1. I don't read Traditional Regencies.
2. I. Don't. Read. Traditional. Regencies.
3. Dude, really? You need a third set of criteria? I just used 'dude' in a sentence like it's a real word!
(In case someone comes along and wonders why I did read this book well, I bought it because of Megan's blog and when she found I had it she said I had to read it. I promised!)
Cindy Blurb - We meet the heroine as she is leaving her lawyer's office where she has discovered that her father left all his money to 'another woman' thus leaving her and her brother in financial ruin. Her only recourse is to land a rich husband. (Let's just throw a Hail Mary up for not having the will say 'you must marry to have the money'. I was terrified at first and was pleased that Ms. Frampton didn't fall into that scary place)
On her way out of the office she literally bumps into Edwin the hero who has just returned from America a rich man. He is keeping this a secret since 5 years ago a woman tried to marry him for his money thus, he no longer trusts a woman to love him without his money.
Conflict? You got it.
I liked Titania in the beginning. She was definitely a 'no holds bar' kind of heroine. Sit and whine? No thanks, I need to get some stuff done. I liked this about her. I also liked the hero who had a 'hail fellow fairly met' kind of personality.

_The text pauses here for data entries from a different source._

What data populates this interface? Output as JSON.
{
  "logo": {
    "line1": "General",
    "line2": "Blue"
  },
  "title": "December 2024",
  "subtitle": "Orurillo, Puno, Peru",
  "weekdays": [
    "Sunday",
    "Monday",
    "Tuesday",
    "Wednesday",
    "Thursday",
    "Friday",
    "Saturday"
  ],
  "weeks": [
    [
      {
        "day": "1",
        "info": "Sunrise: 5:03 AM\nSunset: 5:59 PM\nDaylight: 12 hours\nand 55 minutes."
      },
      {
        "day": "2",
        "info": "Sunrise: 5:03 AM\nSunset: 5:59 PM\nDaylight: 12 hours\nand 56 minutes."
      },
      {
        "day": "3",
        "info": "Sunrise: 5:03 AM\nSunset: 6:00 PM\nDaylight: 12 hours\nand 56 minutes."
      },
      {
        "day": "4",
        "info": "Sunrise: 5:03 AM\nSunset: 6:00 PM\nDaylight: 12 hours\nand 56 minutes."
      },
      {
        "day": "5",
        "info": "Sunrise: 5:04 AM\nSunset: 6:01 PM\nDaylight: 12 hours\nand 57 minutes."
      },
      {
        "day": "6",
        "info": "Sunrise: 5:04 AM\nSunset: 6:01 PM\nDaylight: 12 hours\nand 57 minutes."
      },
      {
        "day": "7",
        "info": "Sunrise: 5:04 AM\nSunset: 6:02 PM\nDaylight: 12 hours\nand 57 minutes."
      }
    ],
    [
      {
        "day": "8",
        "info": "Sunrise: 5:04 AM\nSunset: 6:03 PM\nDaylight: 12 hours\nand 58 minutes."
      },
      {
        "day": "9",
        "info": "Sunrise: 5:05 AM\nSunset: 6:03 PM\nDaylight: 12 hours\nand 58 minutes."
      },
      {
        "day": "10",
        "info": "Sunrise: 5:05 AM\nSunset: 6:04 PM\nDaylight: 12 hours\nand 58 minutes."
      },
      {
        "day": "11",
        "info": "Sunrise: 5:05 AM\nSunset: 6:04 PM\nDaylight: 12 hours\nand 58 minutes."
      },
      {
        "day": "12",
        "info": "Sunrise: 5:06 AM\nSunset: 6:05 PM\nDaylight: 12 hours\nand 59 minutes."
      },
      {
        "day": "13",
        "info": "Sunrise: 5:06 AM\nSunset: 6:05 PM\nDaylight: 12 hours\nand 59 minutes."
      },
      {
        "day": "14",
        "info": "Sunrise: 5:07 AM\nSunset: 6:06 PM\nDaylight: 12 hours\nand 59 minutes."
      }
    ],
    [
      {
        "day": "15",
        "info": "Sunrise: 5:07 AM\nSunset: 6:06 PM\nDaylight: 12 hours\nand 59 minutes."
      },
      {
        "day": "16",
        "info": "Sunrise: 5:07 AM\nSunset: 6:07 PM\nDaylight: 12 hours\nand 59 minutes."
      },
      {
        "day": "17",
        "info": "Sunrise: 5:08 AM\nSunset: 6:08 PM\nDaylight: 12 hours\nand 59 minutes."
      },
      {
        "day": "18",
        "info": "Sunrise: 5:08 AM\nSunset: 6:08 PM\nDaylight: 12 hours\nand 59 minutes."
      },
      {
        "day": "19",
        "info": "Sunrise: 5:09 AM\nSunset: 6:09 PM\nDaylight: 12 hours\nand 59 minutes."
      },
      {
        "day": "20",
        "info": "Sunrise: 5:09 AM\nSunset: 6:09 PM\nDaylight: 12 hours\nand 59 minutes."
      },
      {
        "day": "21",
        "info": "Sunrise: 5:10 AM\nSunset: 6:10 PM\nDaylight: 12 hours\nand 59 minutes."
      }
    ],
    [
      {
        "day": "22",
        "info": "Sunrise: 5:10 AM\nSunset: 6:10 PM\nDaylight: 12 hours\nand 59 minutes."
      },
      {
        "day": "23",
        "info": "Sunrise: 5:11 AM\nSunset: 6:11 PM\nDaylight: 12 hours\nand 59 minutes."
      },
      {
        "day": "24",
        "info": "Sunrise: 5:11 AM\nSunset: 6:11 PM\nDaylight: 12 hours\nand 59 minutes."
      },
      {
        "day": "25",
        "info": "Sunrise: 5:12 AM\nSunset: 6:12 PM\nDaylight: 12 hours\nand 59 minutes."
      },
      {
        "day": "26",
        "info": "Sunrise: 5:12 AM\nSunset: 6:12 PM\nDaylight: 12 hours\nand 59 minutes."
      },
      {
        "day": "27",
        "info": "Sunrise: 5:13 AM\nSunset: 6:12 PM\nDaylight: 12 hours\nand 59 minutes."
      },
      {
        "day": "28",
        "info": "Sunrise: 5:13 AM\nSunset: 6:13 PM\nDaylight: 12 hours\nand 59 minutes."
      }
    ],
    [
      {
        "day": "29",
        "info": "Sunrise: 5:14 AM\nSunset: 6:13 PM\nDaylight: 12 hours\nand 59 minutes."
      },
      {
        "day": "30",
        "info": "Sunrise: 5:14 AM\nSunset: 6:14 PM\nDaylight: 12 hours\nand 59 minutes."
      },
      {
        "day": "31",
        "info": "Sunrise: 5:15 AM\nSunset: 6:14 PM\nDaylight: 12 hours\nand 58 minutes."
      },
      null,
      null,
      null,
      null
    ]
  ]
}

The beginning of the story was a wee bit slow because Titania had to set up house and get herself situated within society so that she could get invitations to the right places. I'm figuring this is probably common to most regencies. My problem with this section is that Titania didn't like anybody she met (except for the hero and those in her employ) and well, I guess it had to be firmly established that no one was going to help her and her brother.
Also, Titania seemed to be removed from many of the situations. The man who makes her heart beat all sloppy, kisses her and puts his hand on her breast and she doesn't gasp or jerk or even really think. In fact, I don't think she reflected on what happened until a few scenes later. I was all, 'uh, he put his hand on your breast in the middle of a park in Regency England!!'. I appreciated that she wasn't a ninny but seeing as how she had probably never had anyone stroke her breast before I'm thinking her knees giving out or something would be appropriate.
I was glad that Titania came to a certain conclusion (you know, this would be spoiler stuff) before all her troubles were solved. The solution to one problem though? Highly unlikely even with the most gracious of people. Hey, I'd like to think I could be that high minded but even I would be thinking about returns and dividends and such. And I'm considered the Bank of Cindy!!
So, what's great about this book?
The writing and the banter between the characters was top notch. I was actually able to understand all the double entendres which was a nice change of pace for me. Neither the hero or heroine were perfect and they each made their share of mistakes. Also, there wasn't a sense that they saved each other from anything overly sinister. These are two people who could have existed and made a mash out of their courtship. At least they were able to find their way towards each other in the end!